The Republican-controlled House voted 75-43 to pass the bill March 3 after a six-hour debate in which several black lawmakers gave impassioned speeches in opposition. They said the legislation could squelch honest discussion about the harmful effects of racism because parents could complain if history lessons make white children uncomfortable.

When the bill passed the Republican-controlled Senate in January, all of the black senators withheld their votes and walked out in protest.

Republicans across the country have been raising money by saying critical race theory is a threat and multiple Republican-led states have banned or limited the teaching of critical race theory or similar concepts through laws or administrative actions.

Critical race theory is an academic framework that says it examines how racism has shaped public policy and institutions such as the legal system, and how those have perpetuated the dominance of white people in society.

Mississippi Superintendent of Education Carey Wright said critical race theory is not taught in the state’s schools. The University of Mississippi law school offers an elective class on the theory.

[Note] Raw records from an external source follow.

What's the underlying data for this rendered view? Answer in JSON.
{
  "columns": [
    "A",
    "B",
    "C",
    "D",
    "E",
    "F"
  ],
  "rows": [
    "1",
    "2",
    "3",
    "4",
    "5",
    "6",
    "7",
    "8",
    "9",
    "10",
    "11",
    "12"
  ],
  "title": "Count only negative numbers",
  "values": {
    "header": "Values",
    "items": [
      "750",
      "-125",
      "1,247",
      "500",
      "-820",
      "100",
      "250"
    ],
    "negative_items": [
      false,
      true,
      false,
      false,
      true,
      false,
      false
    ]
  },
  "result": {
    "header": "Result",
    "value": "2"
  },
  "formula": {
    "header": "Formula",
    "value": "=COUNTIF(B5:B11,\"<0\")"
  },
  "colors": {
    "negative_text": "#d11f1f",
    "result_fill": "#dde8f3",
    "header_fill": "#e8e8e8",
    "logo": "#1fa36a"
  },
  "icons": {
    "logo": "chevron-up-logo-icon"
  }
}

“Our bill that passed through the House and Senate states that nobody in the state of Mississippi can teach that any race is superior to another,” Rep. Becky Currie, District 92, said Monday. “I believe that this is exactly what needed to be done. It is not like other Critical Race bills that have been passed throughout the country. We just don’t believe that anyone is better than anyone else. It has been said that nobody was teaching this in Mississippi and we are just looking for a problem to solve, but the chairman of education has received videos of teachers teaching CRT in different areas in the state and has received numerous parent complaints. I am glad to report this has not been in our area.”

Mississippi has the highest percentage of black residents of any state — about 38 percent. Along with other states in the Deep South, including neighboring Alabama, it was a crucible of the civil rights movement.


The Associated Press contributed to this story.